DATA EXTRACTS:
▬▬▬▬▬▬▬▬▬▬
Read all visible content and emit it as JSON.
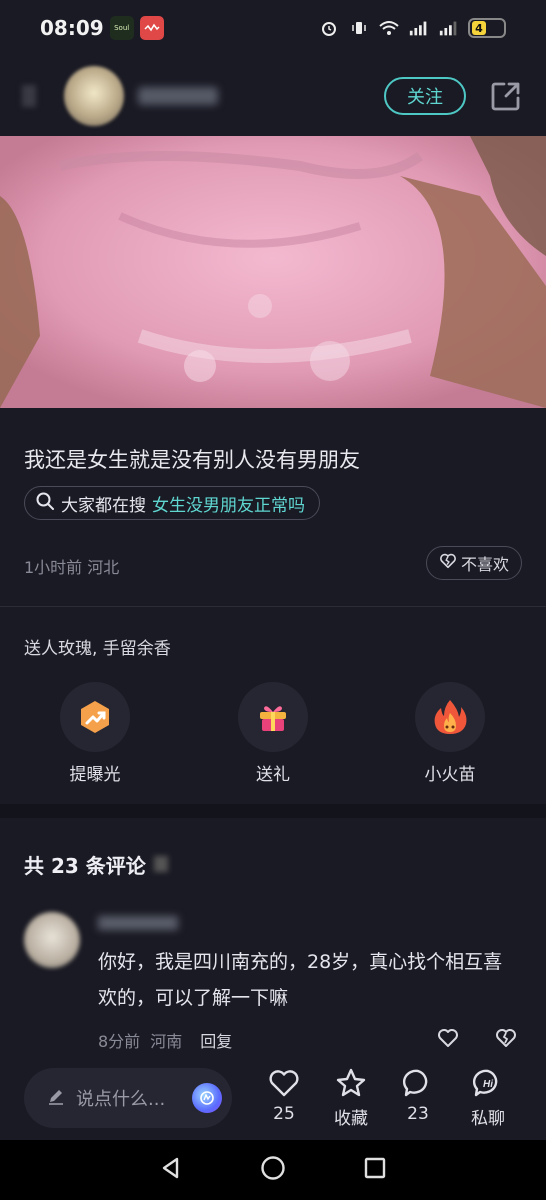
{
  "status_bar": {
    "time": "08:09",
    "app_icons": [
      "Soul",
      "music-app"
    ],
    "battery_level": "4"
  },
  "header": {
    "follow_label": "关注"
  },
  "post": {
    "text": "我还是女生就是没有别人没有男朋友",
    "search_prefix": "大家都在搜",
    "search_term": "女生没男朋友正常吗",
    "meta": "1小时前 河北",
    "dislike_label": "不喜欢"
  },
  "gifts": {
    "caption": "送人玫瑰, 手留余香",
    "items": [
      {
        "label": "提曝光",
        "icon": "boost-icon"
      },
      {
        "label": "送礼",
        "icon": "gift-icon"
      },
      {
        "label": "小火苗",
        "icon": "flame-icon"
      }
    ]
  },
  "comments": {
    "title": "共 23 条评论",
    "items": [
      {
        "text": "你好，我是四川南充的，28岁，真心找个相互喜欢的，可以了解一下嘛",
        "time": "8分前",
        "location": "河南",
        "reply_label": "回复"
      }
    ]
  },
  "action_bar": {
    "input_placeholder": "说点什么...",
    "like_count": "25",
    "favorite_label": "收藏",
    "comment_count": "23",
    "message_label": "私聊"
  },
  "colors": {
    "accent": "#5fd6d0",
    "background": "#1a1a24"
  }
}
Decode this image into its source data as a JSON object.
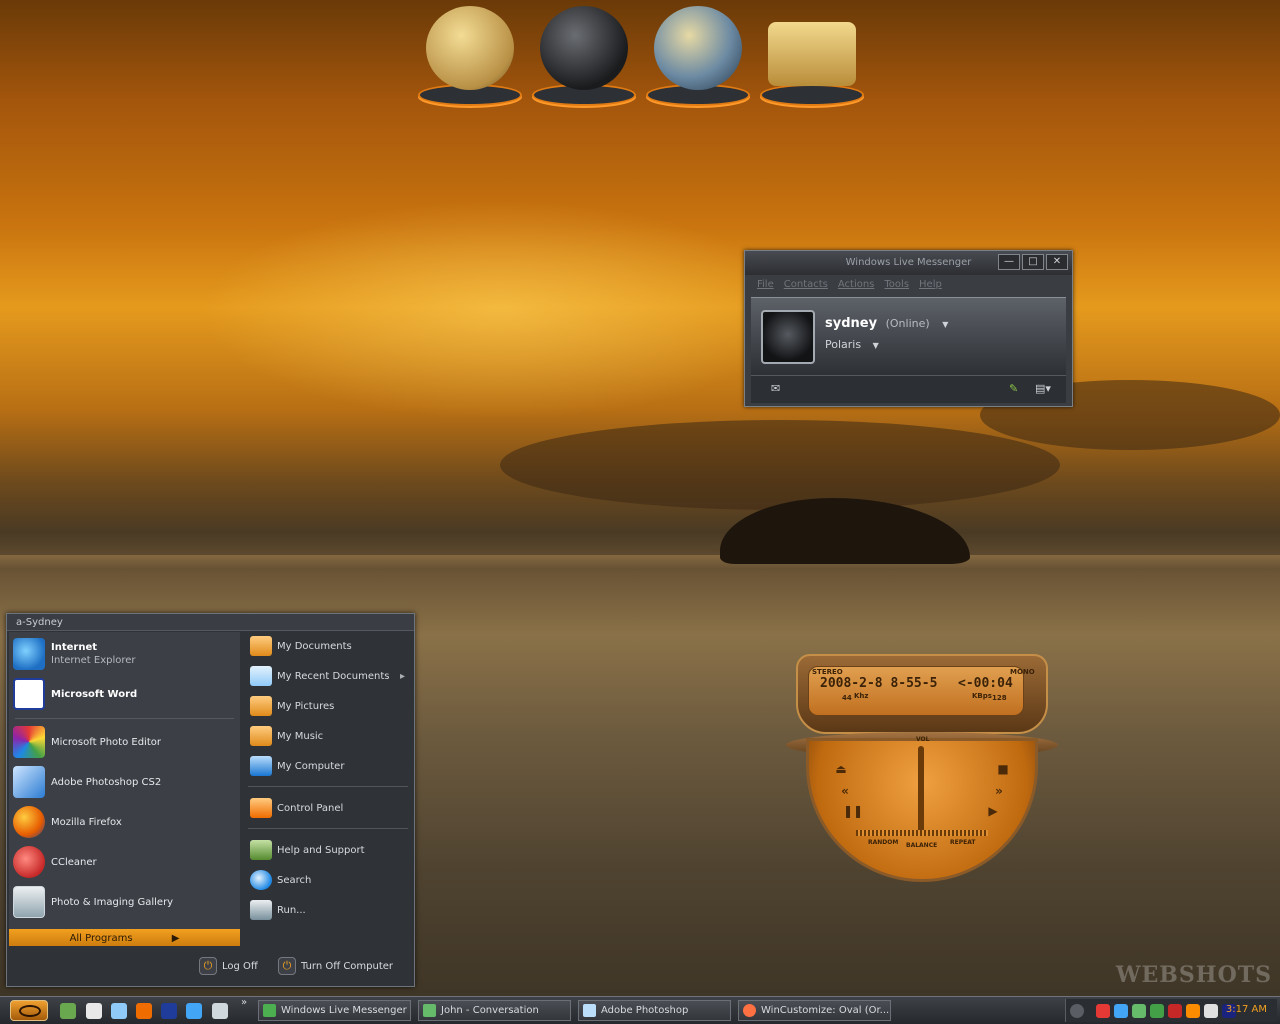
{
  "desktop": {
    "watermark": "WEBSHOTS"
  },
  "dock": {
    "items": [
      {
        "name": "disk-icon"
      },
      {
        "name": "firefox-icon"
      },
      {
        "name": "globe-icon"
      },
      {
        "name": "folder-icon"
      }
    ]
  },
  "messenger": {
    "title": "Windows Live Messenger",
    "menu": [
      "File",
      "Contacts",
      "Actions",
      "Tools",
      "Help"
    ],
    "user_name": "sydney",
    "user_status": "(Online)",
    "personal_message": "Polaris",
    "controls": {
      "minimize": "—",
      "maximize": "□",
      "close": "✕"
    }
  },
  "player": {
    "date_display": "2008-2-8 8-55-5",
    "remaining": "<-00:04",
    "stereo": "STEREO",
    "mono": "MONO",
    "khz": "44",
    "khz_unit": "Khz",
    "kbps": "128",
    "kbps_unit": "KBps",
    "vol": "VOL",
    "random": "RANDOM",
    "balance": "BALANCE",
    "repeat": "REPEAT"
  },
  "start_menu": {
    "user": "a-Sydney",
    "pinned": [
      {
        "title": "Internet",
        "subtitle": "Internet Explorer"
      },
      {
        "title": "Microsoft Word",
        "subtitle": ""
      }
    ],
    "recent": [
      "Microsoft Photo Editor",
      "Adobe Photoshop CS2",
      "Mozilla Firefox",
      "CCleaner",
      "Photo & Imaging Gallery"
    ],
    "all_programs": "All Programs",
    "right": [
      "My Documents",
      "My Recent Documents",
      "My Pictures",
      "My Music",
      "My Computer",
      "Control Panel",
      "Help and Support",
      "Search",
      "Run..."
    ],
    "log_off": "Log Off",
    "turn_off": "Turn Off Computer"
  },
  "taskbar": {
    "tasks": [
      "Windows Live Messenger",
      "John - Conversation",
      "Adobe Photoshop",
      "WinCustomize: Oval (Or..."
    ],
    "overflow": "»",
    "clock": "3:17 AM"
  },
  "colors": {
    "accent": "#f0a020",
    "panel": "#2f3338"
  }
}
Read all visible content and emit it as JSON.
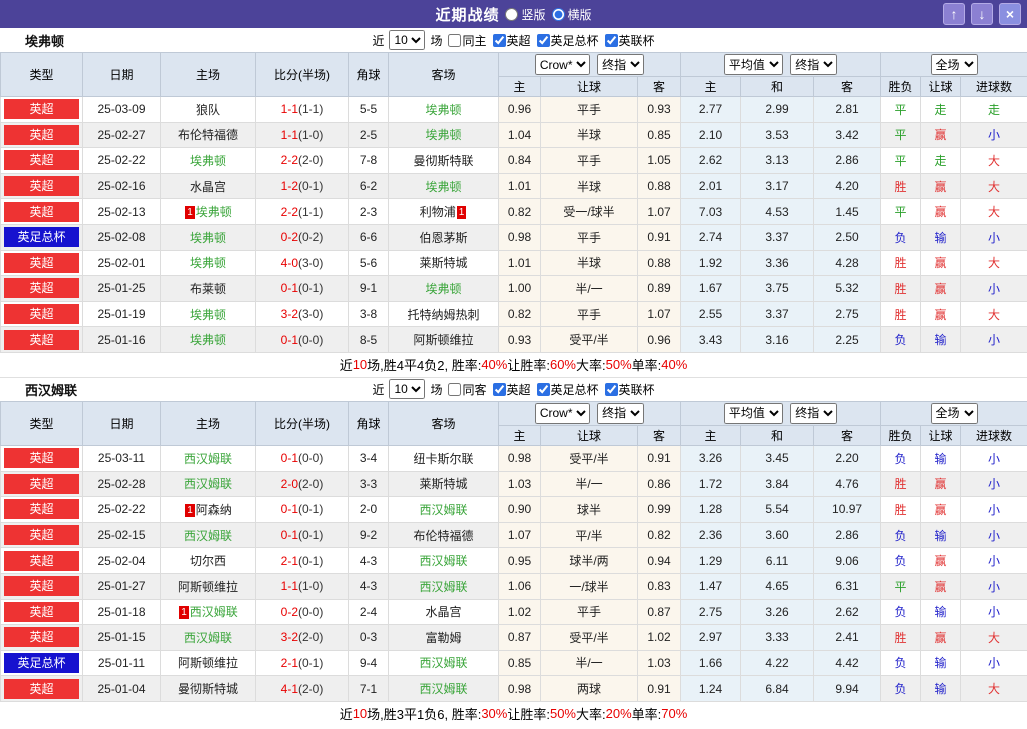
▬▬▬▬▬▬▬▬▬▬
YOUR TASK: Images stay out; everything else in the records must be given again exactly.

TASK RESULT:
Read all visible content and emit it as JSON.
{
  "status_bar": {
    "time": "08:09",
    "app_icons": [
      "Soul",
      "music-app"
    ],
    "battery_level": "4"
  },
  "header": {
    "follow_label": "关注"
  },
  "post": {
    "text": "我还是女生就是没有别人没有男朋友",
    "search_prefix": "大家都在搜",
    "search_term": "女生没男朋友正常吗",
    "meta": "1小时前 河北",
    "dislike_label": "不喜欢"
  },
  "gifts": {
    "caption": "送人玫瑰, 手留余香",
    "items": [
      {
        "label": "提曝光",
        "icon": "boost-icon"
      },
      {
        "label": "送礼",
        "icon": "gift-icon"
      },
      {
        "label": "小火苗",
        "icon": "flame-icon"
      }
    ]
  },
  "comments": {
    "title": "共 23 条评论",
    "items": [
      {
        "text": "你好，我是四川南充的，28岁，真心找个相互喜欢的，可以了解一下嘛",
        "time": "8分前",
        "location": "河南",
        "reply_label": "回复"
      }
    ]
  },
  "action_bar": {
    "input_placeholder": "说点什么...",
    "like_count": "25",
    "favorite_label": "收藏",
    "comment_count": "23",
    "message_label": "私聊"
  },
  "colors": {
    "accent": "#5fd6d0",
    "background": "#1a1a24"
  }
}
Decode this image into its source data as a JSON object.
{
  "desktop": {
    "watermark": "WEBSHOTS"
  },
  "dock": {
    "items": [
      {
        "name": "disk-icon"
      },
      {
        "name": "firefox-icon"
      },
      {
        "name": "globe-icon"
      },
      {
        "name": "folder-icon"
      }
    ]
  },
  "messenger": {
    "title": "Windows Live Messenger",
    "menu": [
      "File",
      "Contacts",
      "Actions",
      "Tools",
      "Help"
    ],
    "user_name": "sydney",
    "user_status": "(Online)",
    "personal_message": "Polaris",
    "controls": {
      "minimize": "—",
      "maximize": "□",
      "close": "✕"
    }
  },
  "player": {
    "date_display": "2008-2-8 8-55-5",
    "remaining": "<-00:04",
    "stereo": "STEREO",
    "mono": "MONO",
    "khz": "44",
    "khz_unit": "Khz",
    "kbps": "128",
    "kbps_unit": "KBps",
    "vol": "VOL",
    "random": "RANDOM",
    "balance": "BALANCE",
    "repeat": "REPEAT"
  },
  "start_menu": {
    "user": "a-Sydney",
    "pinned": [
      {
        "title": "Internet",
        "subtitle": "Internet Explorer"
      },
      {
        "title": "Microsoft Word",
        "subtitle": ""
      }
    ],
    "recent": [
      "Microsoft Photo Editor",
      "Adobe Photoshop CS2",
      "Mozilla Firefox",
      "CCleaner",
      "Photo & Imaging Gallery"
    ],
    "all_programs": "All Programs",
    "right": [
      "My Documents",
      "My Recent Documents",
      "My Pictures",
      "My Music",
      "My Computer",
      "Control Panel",
      "Help and Support",
      "Search",
      "Run..."
    ],
    "log_off": "Log Off",
    "turn_off": "Turn Off Computer"
  },
  "taskbar": {
    "tasks": [
      "Windows Live Messenger",
      "John - Conversation",
      "Adobe Photoshop",
      "WinCustomize: Oval (Or..."
    ],
    "overflow": "»",
    "clock": "3:17 AM"
  },
  "colors": {
    "accent": "#f0a020",
    "panel": "#2f3338"
  }
}
Read all visible content and emit it as JSON.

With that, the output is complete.